The Impact of Foreclosures on Neighboring Housing Sales
Housing foreclosures likely have little neighborhood impacts if there are few foreclosures in a neighborhood and the foreclosed housing can resell quickly. However, when there are both many foreclosures and a sluggish housing market, foreclosures can lead to neighborhood destabilization, which should cause house prices to further fall. This paper measures the impact of foreclosures on housing sales using a unique dataset from St. Louis County, Missouri. Results show an expected decline the sales price of neighboring sales but the marginal impact of foreclosures seems to decline with an increase in the number of foreclosures. These results are robust to a variety of neighborhood control variables and spatial econometric techniques.
Volume (Year): 31 (2009)
Issue (Month): 4 ()
|Contact details of provider:|| Postal: American Real Estate Society Clemson University School of Business & Behavioral Science Department of Finance 401 Sirrine Hall Clemson, SC 29634-1323|
Web page: http://www.aresnet.org/
|Order Information:|| Postal: Diane Quarles American Real Estate Society Manager of Member Services Clemson University Box 341323 Clemson, SC 29634-1323|
Web: http://pages.jh.edu/jrer/about/get.htm Email:
References listed on IDEAS
Please report citation or reference errors to , or , if you are the registered author of the cited work, log in to your RePEc Author Service profile, click on "citations" and make appropriate adjustments.:
- Dye, Richard F. & McMillen, Daniel P., 2007. "Teardowns and land values in the Chicago metropolitan area," Journal of Urban Economics, Elsevier, vol. 61(1), pages 45-63, January.
- Dennis R. Capozza & Dick Kazarian & Thomas A. Thomson, 1997. "Mortgage Default in Local Markets," Real Estate Economics, American Real Estate and Urban Economics Association, vol. 25(4), pages 631-655.
- Chengri Ding & Robert Simons & Esmail Baku, 2000. "The Effect of Residential Investment on Nearby Property Values: Evidence from Cleveland, Ohio," Journal of Real Estate Research, American Real Estate Society, vol. 19(1), pages 23-48.
- Chang Moo-Lee & Dennis P. Culhane & Susan M. Wachter, "undated". "The Differential Impacts of Federally Assisted Housing Programs on Nearby Property Values: A Philadelphia Case Study," Zell/Lurie Center Working Papers 316, Wharton School Samuel Zell and Robert Lurie Real Estate Center, University of Pennsylvania.
- John Harding & Thomas J. Miceli & C.F. Sirmans, 2000. "Do Owners Take Better Care of Their Housing Than Renters?," Real Estate Economics, American Real Estate and Urban Economics Association, vol. 28(4), pages 663-681.
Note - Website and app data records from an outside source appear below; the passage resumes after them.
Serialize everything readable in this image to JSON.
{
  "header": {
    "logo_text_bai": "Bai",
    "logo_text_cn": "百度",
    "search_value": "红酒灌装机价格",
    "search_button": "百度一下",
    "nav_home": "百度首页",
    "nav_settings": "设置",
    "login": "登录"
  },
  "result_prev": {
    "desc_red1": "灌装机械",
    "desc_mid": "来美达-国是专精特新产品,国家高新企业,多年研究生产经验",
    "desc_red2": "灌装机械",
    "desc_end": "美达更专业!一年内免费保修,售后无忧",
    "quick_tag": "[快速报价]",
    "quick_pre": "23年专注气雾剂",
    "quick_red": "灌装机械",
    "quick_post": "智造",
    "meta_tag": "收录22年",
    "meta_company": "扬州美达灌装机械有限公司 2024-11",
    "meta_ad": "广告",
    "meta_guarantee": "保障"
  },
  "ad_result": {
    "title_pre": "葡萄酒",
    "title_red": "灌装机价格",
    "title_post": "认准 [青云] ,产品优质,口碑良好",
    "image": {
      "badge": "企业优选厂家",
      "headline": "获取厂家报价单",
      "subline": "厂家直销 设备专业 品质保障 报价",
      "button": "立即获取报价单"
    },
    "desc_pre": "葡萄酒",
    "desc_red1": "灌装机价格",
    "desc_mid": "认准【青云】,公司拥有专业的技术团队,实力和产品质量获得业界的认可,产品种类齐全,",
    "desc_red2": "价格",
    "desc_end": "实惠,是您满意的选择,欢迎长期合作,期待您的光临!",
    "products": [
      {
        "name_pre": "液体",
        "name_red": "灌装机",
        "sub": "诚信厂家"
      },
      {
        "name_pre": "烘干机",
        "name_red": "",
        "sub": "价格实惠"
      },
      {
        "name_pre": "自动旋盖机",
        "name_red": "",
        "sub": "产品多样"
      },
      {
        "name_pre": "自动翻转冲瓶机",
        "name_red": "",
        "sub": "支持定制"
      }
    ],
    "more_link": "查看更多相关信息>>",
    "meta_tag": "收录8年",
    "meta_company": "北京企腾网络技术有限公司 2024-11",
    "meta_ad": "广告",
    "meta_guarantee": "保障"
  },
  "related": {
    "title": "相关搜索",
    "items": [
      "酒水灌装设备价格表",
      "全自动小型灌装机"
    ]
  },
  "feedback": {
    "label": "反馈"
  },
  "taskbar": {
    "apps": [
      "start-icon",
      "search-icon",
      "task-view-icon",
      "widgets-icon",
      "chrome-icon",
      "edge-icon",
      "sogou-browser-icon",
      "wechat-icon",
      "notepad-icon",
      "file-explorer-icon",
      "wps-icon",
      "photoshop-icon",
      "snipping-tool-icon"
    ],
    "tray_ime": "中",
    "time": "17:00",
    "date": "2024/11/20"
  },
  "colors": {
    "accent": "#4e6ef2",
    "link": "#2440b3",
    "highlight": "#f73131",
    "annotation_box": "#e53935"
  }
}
- Heckman, James, 2013.
"Sample selection bias as a specification error,"
Publishing House "SINERGIA PRESS", vol. 31(3), pages 129-137.
- Heckman, James J, 1979. "Sample Selection Bias as a Specification Error," Econometrica, Econometric Society, vol. 47(1), pages 153-161, January.
- Kelly D. Edmiston & Roger Zalneraitis, 2007. "Rising foreclosures in the United States: a perfect storm," Economic Review, Federal Reserve Bank of Kansas City, issue Q IV, pages 115-145. Full references (including those not matched with items on IDEAS)
When requesting a correction, please mention this item's handle: RePEc:jre:issued:v:31:n:4:2009:p:455-480. See general information about how to correct material in RePEc.
For technical questions regarding this item, or to correct its authors, title, abstract, bibliographic or download information, contact: (JRER Graduate Assistant/Webmaster)
If you have authored this item and are not yet registered with RePEc, we encourage you to do it here. This allows to link your profile to this item. It also allows you to accept potential citations to this item that we are uncertain about.
If references are entirely missing, you can add them using this form.
If the full references list an item that is present in RePEc, but the system did not link to it, you can help with this form.
If you know of missing items citing this one, you can help us creating those links by adding the relevant references in the same way as above, for each refering item. If you are a registered author of this item, you may also want to check the "citations" tab in your profile, as there may be some citations waiting for confirmation.
Please note that corrections may take a couple of weeks to filter through the various RePEc services.